The U.S. Tax Court recently amended Tax Court Rule 70(c)(4). It now specifically recognizes that the Limitations on Discovery set forth in Tax Court Rule 70(c)(3) does apply to draft reports of any expert witness in a Tax Court case.

Whenever a taxpayer or the government expects to call an expert witness in a Tax Court case, the direct testimony of the expert witness is to be submitted to the Tax Court in written form. This change in Rule 70 now expressly treats the work preliminary to the final report that is filed with the court as having been prepared in anticipation of litigation.

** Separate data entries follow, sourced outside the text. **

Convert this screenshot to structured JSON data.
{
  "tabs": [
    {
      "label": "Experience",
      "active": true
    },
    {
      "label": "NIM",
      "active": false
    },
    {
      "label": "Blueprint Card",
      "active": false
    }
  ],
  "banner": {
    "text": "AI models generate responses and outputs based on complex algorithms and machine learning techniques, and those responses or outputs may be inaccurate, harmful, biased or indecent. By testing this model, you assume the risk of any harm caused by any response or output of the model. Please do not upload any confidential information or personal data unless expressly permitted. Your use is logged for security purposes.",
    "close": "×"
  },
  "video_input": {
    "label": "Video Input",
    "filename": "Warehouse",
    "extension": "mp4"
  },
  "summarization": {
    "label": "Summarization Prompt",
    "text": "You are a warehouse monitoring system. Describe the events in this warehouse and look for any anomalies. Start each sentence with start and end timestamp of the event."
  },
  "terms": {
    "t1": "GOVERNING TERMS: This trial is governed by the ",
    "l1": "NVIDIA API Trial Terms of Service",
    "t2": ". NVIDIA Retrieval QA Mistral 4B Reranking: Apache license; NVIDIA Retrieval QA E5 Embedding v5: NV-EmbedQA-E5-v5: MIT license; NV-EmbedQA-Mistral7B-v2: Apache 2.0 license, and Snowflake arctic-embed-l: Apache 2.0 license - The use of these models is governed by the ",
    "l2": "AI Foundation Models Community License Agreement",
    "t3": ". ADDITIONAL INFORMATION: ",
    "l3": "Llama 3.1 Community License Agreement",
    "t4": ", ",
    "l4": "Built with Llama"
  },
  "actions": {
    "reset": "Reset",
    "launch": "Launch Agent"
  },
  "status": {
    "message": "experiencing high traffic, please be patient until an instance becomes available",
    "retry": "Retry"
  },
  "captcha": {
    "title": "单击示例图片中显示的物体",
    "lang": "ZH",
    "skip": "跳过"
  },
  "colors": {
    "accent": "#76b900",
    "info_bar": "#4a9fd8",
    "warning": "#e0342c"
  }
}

Consequently, the drafts of that final report is not subject to discovery.

In addition to this change in Rule 70, the new Rule 70 protects from discovery communication with a non-testifying expert witness, unless the party seeking such discovery can establish “exceptional circumstances” such that it is not practical for the party seeking the discovery to obtain such information.

Further, Rule 70 now protects from discovery communication between a party’s counsel and the testifying expert, except to the extent the communications deal with (1) the expert’s compensation, (2) the facts and data provided by counsel that the expert used to form his opinion, and (3) assumptions provided by counsel that the expert relied on in forming his opinion.

It will be important to keep these new rules in mind when dealing with the expert witness.